• Instructions for the task
Can you copy out the data exactly? Leave the images out.

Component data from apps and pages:
------

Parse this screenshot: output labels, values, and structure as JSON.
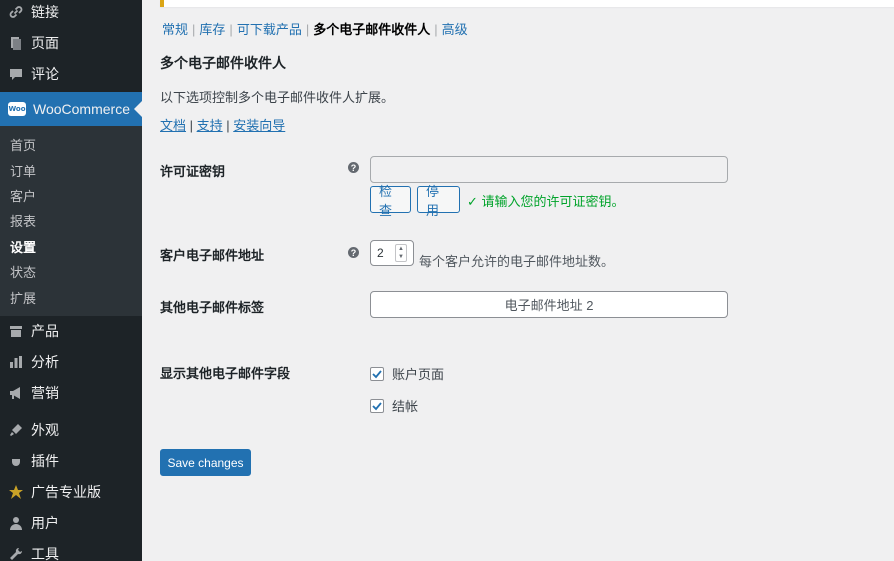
{
  "sidebar": {
    "top_items": [
      {
        "label": "链接",
        "icon": "link-icon"
      },
      {
        "label": "页面",
        "icon": "pages-icon"
      },
      {
        "label": "评论",
        "icon": "comments-icon"
      }
    ],
    "current": {
      "label": "WooCommerce",
      "icon": "woocommerce-icon",
      "logo_text": "Woo"
    },
    "submenu": [
      "首页",
      "订单",
      "客户",
      "报表",
      "设置",
      "状态",
      "扩展"
    ],
    "active_sub": "设置",
    "lower_items": [
      {
        "label": "产品",
        "icon": "products-icon"
      },
      {
        "label": "分析",
        "icon": "analytics-icon"
      },
      {
        "label": "营销",
        "icon": "megaphone-icon"
      }
    ],
    "bottom_items": [
      {
        "label": "外观",
        "icon": "appearance-icon"
      },
      {
        "label": "插件",
        "icon": "plugins-icon"
      },
      {
        "label": "广告专业版",
        "icon": "star-icon"
      },
      {
        "label": "用户",
        "icon": "users-icon"
      },
      {
        "label": "工具",
        "icon": "tools-icon"
      }
    ]
  },
  "tabs": {
    "general": "常规",
    "inventory": "库存",
    "downloadable": "可下载产品",
    "current": "多个电子邮件收件人",
    "advanced": "高级"
  },
  "section": {
    "title": "多个电子邮件收件人",
    "description": "以下选项控制多个电子邮件收件人扩展。",
    "links": {
      "docs": "文档",
      "support": "支持",
      "setup": "安装向导"
    }
  },
  "fields": {
    "license": {
      "label": "许可证密钥",
      "value": "",
      "check_btn": "检查",
      "deactivate_btn": "停用",
      "status": "✓ 请输入您的许可证密钥。"
    },
    "customer_emails": {
      "label": "客户电子邮件地址",
      "value": "2",
      "description": "每个客户允许的电子邮件地址数。"
    },
    "other_label": {
      "label": "其他电子邮件标签",
      "value": "电子邮件地址 2"
    },
    "display_fields": {
      "label": "显示其他电子邮件字段",
      "options": [
        {
          "label": "账户页面",
          "checked": true
        },
        {
          "label": "结帐",
          "checked": true
        }
      ]
    }
  },
  "save_button": "Save changes",
  "colors": {
    "accent": "#2271b1",
    "sidebar": "#1d2327",
    "success": "#00a32a"
  }
}
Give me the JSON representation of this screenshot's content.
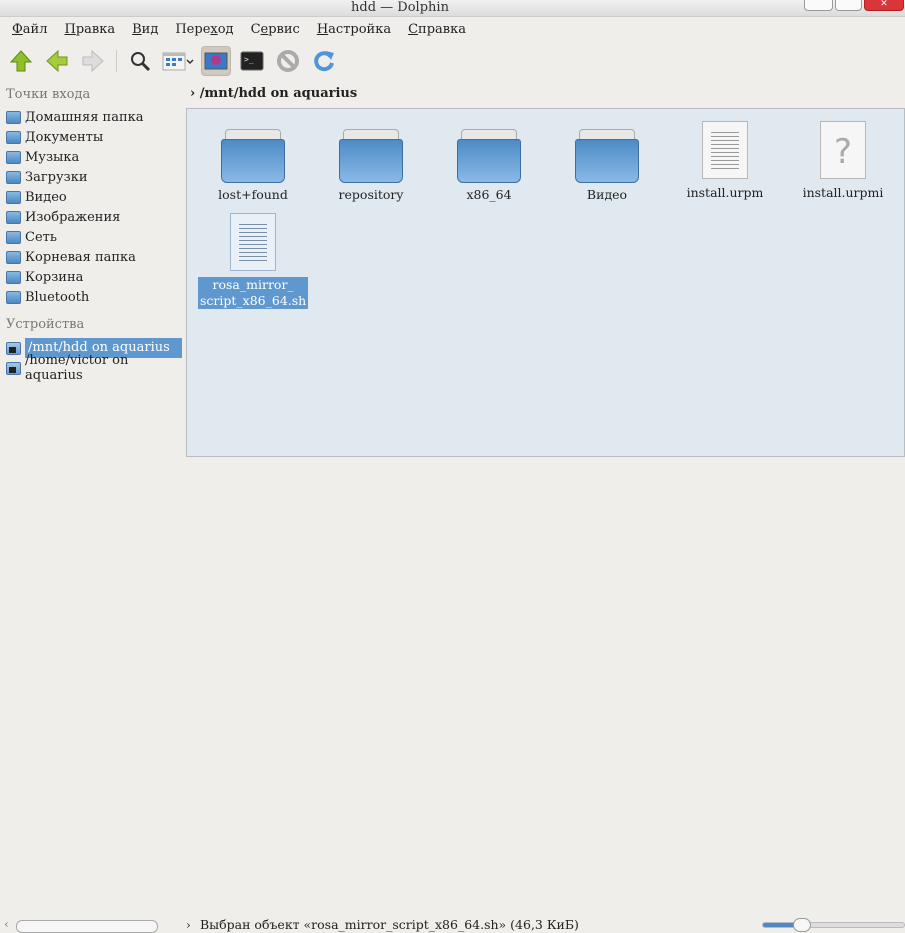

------

• Answer below
Parse this screenshot: output labels, values, and structure as JSON.
{
  "sidebar": {
    "top_items": [
      {
        "label": "链接",
        "icon": "link-icon"
      },
      {
        "label": "页面",
        "icon": "pages-icon"
      },
      {
        "label": "评论",
        "icon": "comments-icon"
      }
    ],
    "current": {
      "label": "WooCommerce",
      "icon": "woocommerce-icon",
      "logo_text": "Woo"
    },
    "submenu": [
      "首页",
      "订单",
      "客户",
      "报表",
      "设置",
      "状态",
      "扩展"
    ],
    "active_sub": "设置",
    "lower_items": [
      {
        "label": "产品",
        "icon": "products-icon"
      },
      {
        "label": "分析",
        "icon": "analytics-icon"
      },
      {
        "label": "营销",
        "icon": "megaphone-icon"
      }
    ],
    "bottom_items": [
      {
        "label": "外观",
        "icon": "appearance-icon"
      },
      {
        "label": "插件",
        "icon": "plugins-icon"
      },
      {
        "label": "广告专业版",
        "icon": "star-icon"
      },
      {
        "label": "用户",
        "icon": "users-icon"
      },
      {
        "label": "工具",
        "icon": "tools-icon"
      }
    ]
  },
  "tabs": {
    "general": "常规",
    "inventory": "库存",
    "downloadable": "可下载产品",
    "current": "多个电子邮件收件人",
    "advanced": "高级"
  },
  "section": {
    "title": "多个电子邮件收件人",
    "description": "以下选项控制多个电子邮件收件人扩展。",
    "links": {
      "docs": "文档",
      "support": "支持",
      "setup": "安装向导"
    }
  },
  "fields": {
    "license": {
      "label": "许可证密钥",
      "value": "",
      "check_btn": "检查",
      "deactivate_btn": "停用",
      "status": "✓ 请输入您的许可证密钥。"
    },
    "customer_emails": {
      "label": "客户电子邮件地址",
      "value": "2",
      "description": "每个客户允许的电子邮件地址数。"
    },
    "other_label": {
      "label": "其他电子邮件标签",
      "value": "电子邮件地址 2"
    },
    "display_fields": {
      "label": "显示其他电子邮件字段",
      "options": [
        {
          "label": "账户页面",
          "checked": true
        },
        {
          "label": "结帐",
          "checked": true
        }
      ]
    }
  },
  "save_button": "Save changes",
  "colors": {
    "accent": "#2271b1",
    "sidebar": "#1d2327",
    "success": "#00a32a"
  }
}
Give me the JSON representation of this screenshot's content.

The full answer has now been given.